In a comparison of outlier-reef ages, cores were also obtained in a landward-oriented transect across the Carysfort outlier reef off north Key Largo (upper Keys; Figs. 97B, 107B; Toscano, 1996; Toscano and Lundberg, 1998). As on the Sand Key outlier reefs, Holocene coral accretions on the Carysfort outlier are thicker (6-7 m) on the landward crest than on the seaward forereef slope (2-3 m). Coral dates on the Carysfort outlier confirm at least one instance where Pleistocene corals backstepped ~0.25 km between 85.3 and 80.2 ka (Fig. 107B). Several other dates show that Holocene coral growth advanced seaward more than 0.5 km before backstepping toward the end of accrual (Toscano and Lundberg, 1998).

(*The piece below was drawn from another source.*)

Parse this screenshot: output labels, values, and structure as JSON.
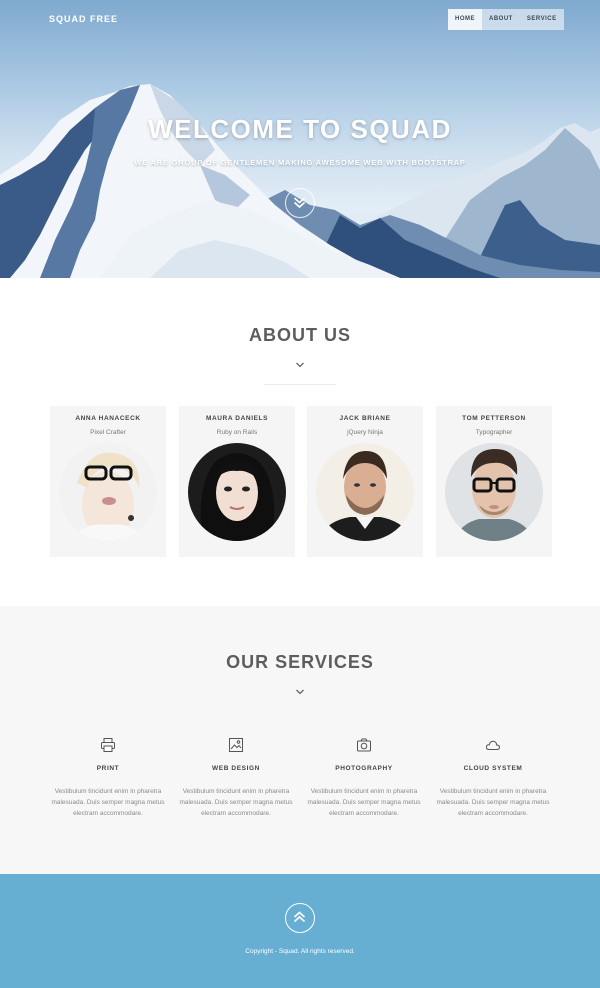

The differences in Holocene thickness and coral ages between the Carysfort and Sand Key outlier reefs reflect several factors relating to geographic location and a lower bedrock elevation to the southwest than northeast (see Bedrock Surface map).

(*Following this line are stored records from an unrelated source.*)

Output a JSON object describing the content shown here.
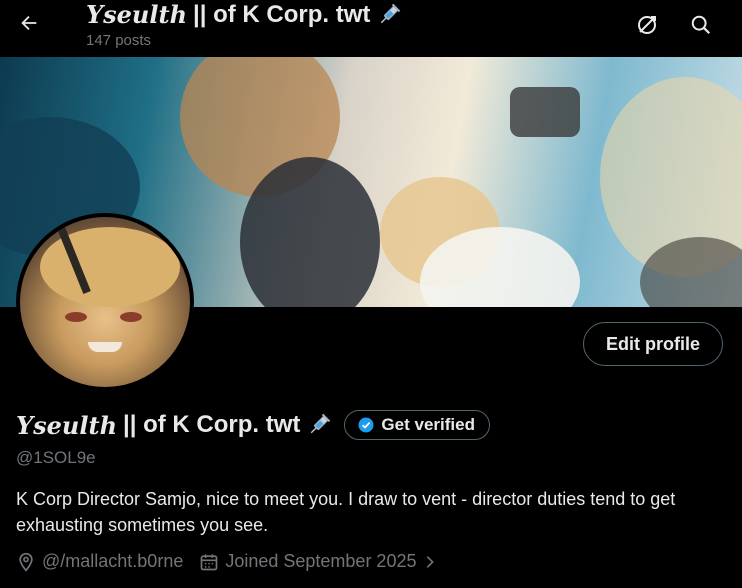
{
  "header": {
    "name_fancy": "Yseulth",
    "name_rest": "|| of K Corp. twt",
    "posts": "147 posts"
  },
  "icons": {
    "back": "back-arrow-icon",
    "stats": "stats-icon",
    "search": "search-icon",
    "syringe": "syringe-emoji",
    "verified": "verified-badge-icon",
    "location": "location-icon",
    "calendar": "calendar-icon",
    "chevron": "chevron-right-icon"
  },
  "profile": {
    "name_fancy": "Yseulth",
    "name_rest": "|| of K Corp. twt",
    "handle": "@1SOL9e",
    "bio": "K Corp Director Samjo, nice to meet you. I draw to vent - director duties tend to get exhausting sometimes you see.",
    "location": "@/mallacht.b0rne",
    "joined": "Joined September 2025"
  },
  "buttons": {
    "edit_profile": "Edit profile",
    "get_verified": "Get verified"
  },
  "colors": {
    "background": "#000000",
    "text": "#e7e9ea",
    "muted": "#71767b",
    "border": "#536471",
    "verified_blue": "#1d9bf0"
  }
}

The Sand Key Reef area is one of four shelf-margin sites for which an evolutionary cross-sectional model was developed based on seismic and coral-age data correlated with sea-level maxima (Figs. 37, 108A; Lidz, 2004). The models depict the origin, timing, development, and changes in surface landforms, i.e., the geomorphogeny. Methods for model construction are given in the discussion of Carysfort Reef (Fig. 36A). The other two sites modeled are The Elbow (Fig. 40A) and Pelican Shoal (Fig. 96A).

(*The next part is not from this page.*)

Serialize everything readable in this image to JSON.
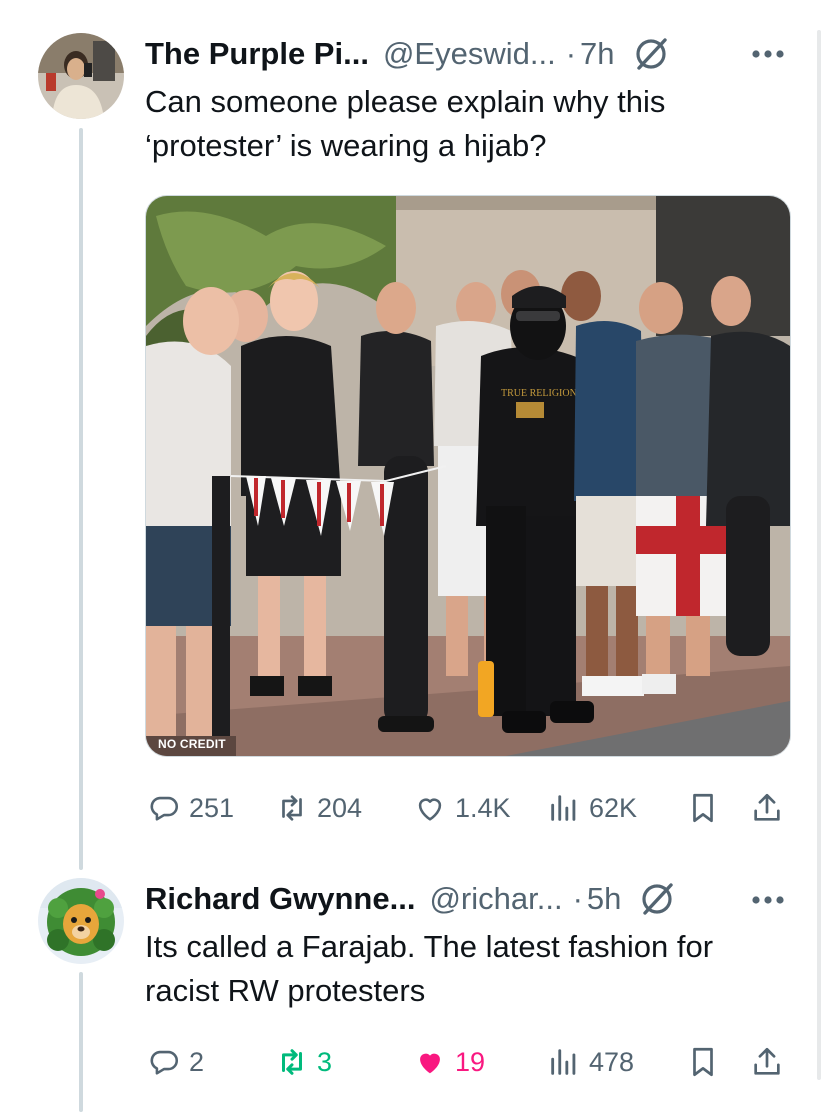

Comparison of the four models indicates that Pleistocene development of the shelf-edge reef was the same (upward and landward, partly filling a backreef trough) at The Elbow (north) and Pelican Shoal (south) and the same (upward, landward, and seaward) at Carysfort Reef (north) and Sand Key Reef (south). In each case, the Pleistocene component represents a backstepped reef-complex margin (Fig. 108A).
Landward growth is also suspected in the primary Sand Key outlier reef. The nearly 1-km-wide base of the largest Sand Key outlier (Fig. 108A) implies initial presence of an extensive reef flat, or gradual development of one over which corals later backstepped. Pleistocene coral dates from three outlier-reef cores confirm that backstepping took place at 81.6 and 80.9 ka (Fig. 106A; Toscano and Lundberg, 1998). Backstepped Holocene reefs on the shelf are well documented (e.g., Shinn, 1980a; Lidz et al., 1985).
Interpreting this type of margin in seismic profiles across an ancient platform can be problematic, because contacts between seismic coral facies would dip landward (Fig. 108B). Based on dip and absent other data indicating orientation relative to an ancient sea, evolution could be misinterpreted as seaward growth.